Giaffier and Zuleika
This figure portrays a highlight in Act I Scene 3 of William Dimond’s dramatised version of Byron’s poem “The Bride of Abydos”. Mr Barton and Miss Rosa Henry are the actors, and the production was probably that at Astley’s Ampitheatre in London, in April 1847.
The figure is circa 1847 and 12.75 inches high and can be found in Pugh, page E379, figure 60.
Who were Giaffier and Zuleika?

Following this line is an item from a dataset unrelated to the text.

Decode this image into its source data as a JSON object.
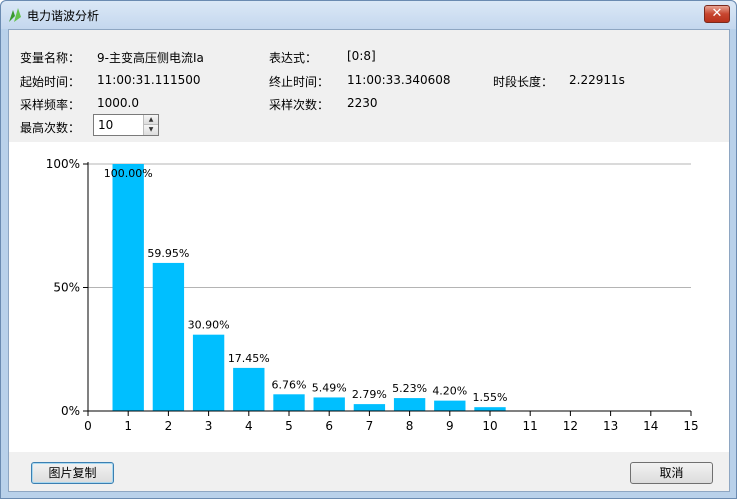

In Byron’s poem, Giaffier was a cruel and ruthless ruler in Turkey. His beautiful daughter Zuleika falls in love with Selim, a man adopted by her father as his own son. Selim reveals to Zuleika that his whole family were killed by Giaffier, vowing to revenge them and marry Zuleika. Disguised as a pirate, he ambushes Giaffier but is attacked by the ruler’s men. Selim tries to reach Zuleika, who is waiting for him in a secret location, but he dies on the beach, the fatal blow struck by Giaffier himself. When she hears of this, Zuleika dies of sorrow, leaving Giaffier to live out the rest of his life in solitude and unhappiness.
Dimond found Byron’s ending too gloomy and catastrophic so used a different scene from another of Byron’s poems!
More Figures of the month
This is a very rare and desirable titled Staffordshire figure of FitzRoy James Henry Somerset Raglan, aka Field Marshal Lord Raglan. The figure stands a little over 13” tall and dates to around 1854. It may be found in Pugh’s 1987 edition of Staffordshire Portrait Figures, page 258, and in Harding Book One, page 121.
Pair of white cats
This is a rare pair of seated cats, approximately 13 ½” tall. They are decorated in bright gold and date to around 1870-1880. Harding Book Two illustrates this impressive pair on page 239.
Tiger and lion
This is a rare figure of a tiger and lion lying in front of a palm tree. Circus acts with wild animals became very popular in England during the 1830s and it is possible that this figure as well as other animal figures commemorated these events.
This is a rare figure portraying Lady Godiva seated sidesaddle on horseback. The figure is titled “Lady Godiva” and is decorated in the manner of the Parr factory, with soft yellow, green, and brown brushstrokes.
This is an early Staffordshire figure of a woman standing on a grassy pedestal, with a coin in her extended hand. The figure is titled “Lost Piece” and represents the biblical verses found in Luke 15:8-10.
This is a gilt script titled figure of William Shakespeare with his right arm resting on a book atop a pedestal. Next to the pedestal is a sloped watch holder with a clock face painted inside, sitting atop a tree decorated with grapes.